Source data
☆ ☆ ☆

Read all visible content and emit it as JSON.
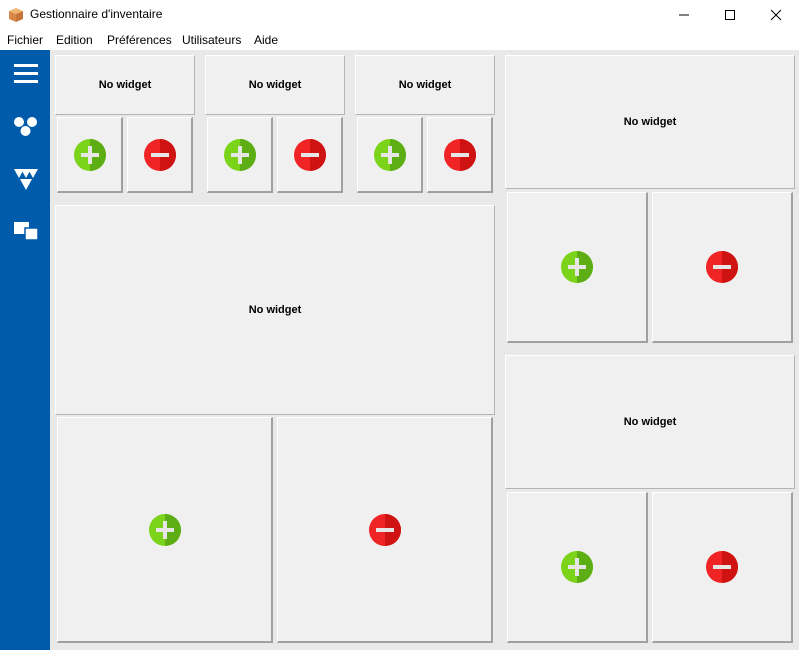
{
  "window": {
    "title": "Gestionnaire d'inventaire",
    "icon": "package-icon"
  },
  "menu": {
    "items": [
      "Fichier",
      "Edition",
      "Préférences",
      "Utilisateurs",
      "Aide"
    ]
  },
  "sidebar": {
    "icons": [
      "hamburger-menu-icon",
      "cluster-icon",
      "triangles-icon",
      "windows-icon"
    ],
    "color": "#005bab"
  },
  "panels": {
    "empty_label": "No widget"
  },
  "colors": {
    "add": "#6cc417",
    "remove": "#e81c1c"
  }
}
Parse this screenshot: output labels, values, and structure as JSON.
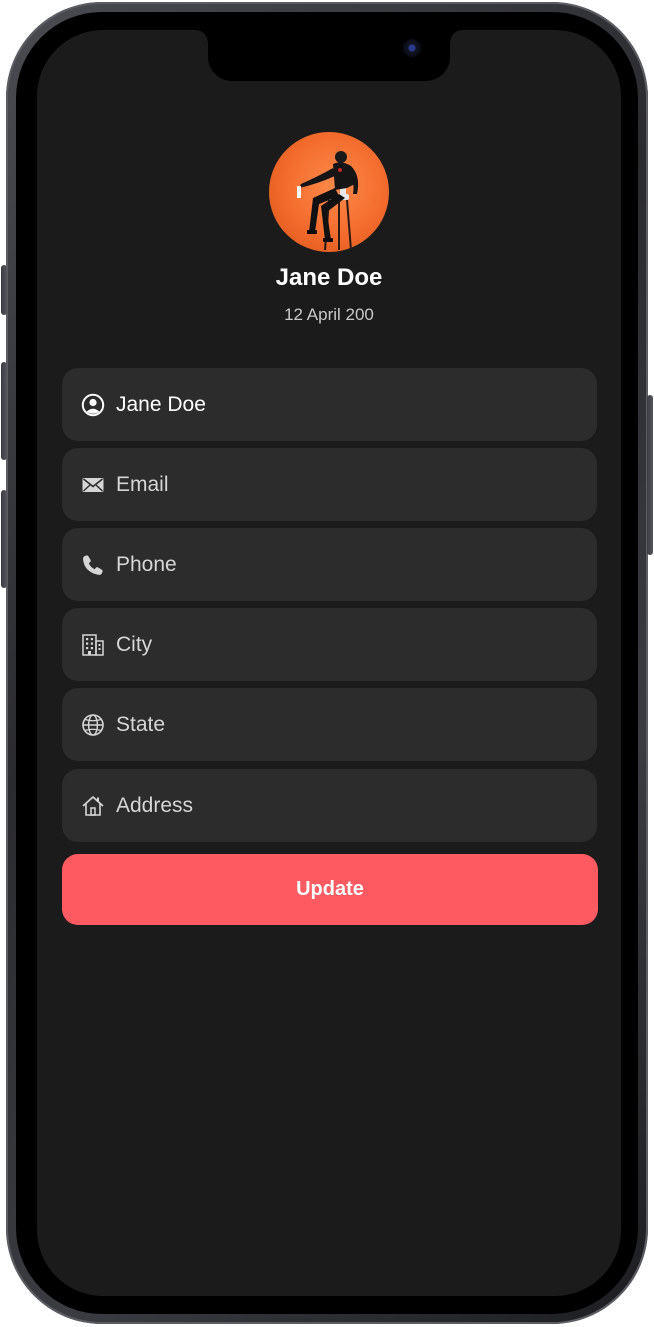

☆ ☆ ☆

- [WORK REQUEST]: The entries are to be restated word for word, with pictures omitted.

- [RESPONSE AREA]:
Read all visible content and emit it as JSON.
{
  "window": {
    "title": "Gestionnaire d'inventaire",
    "icon": "package-icon"
  },
  "menu": {
    "items": [
      "Fichier",
      "Edition",
      "Préférences",
      "Utilisateurs",
      "Aide"
    ]
  },
  "sidebar": {
    "icons": [
      "hamburger-menu-icon",
      "cluster-icon",
      "triangles-icon",
      "windows-icon"
    ],
    "color": "#005bab"
  },
  "panels": {
    "empty_label": "No widget"
  },
  "colors": {
    "add": "#6cc417",
    "remove": "#e81c1c"
  }
}
Parse this screenshot: output labels, values, and structure as JSON.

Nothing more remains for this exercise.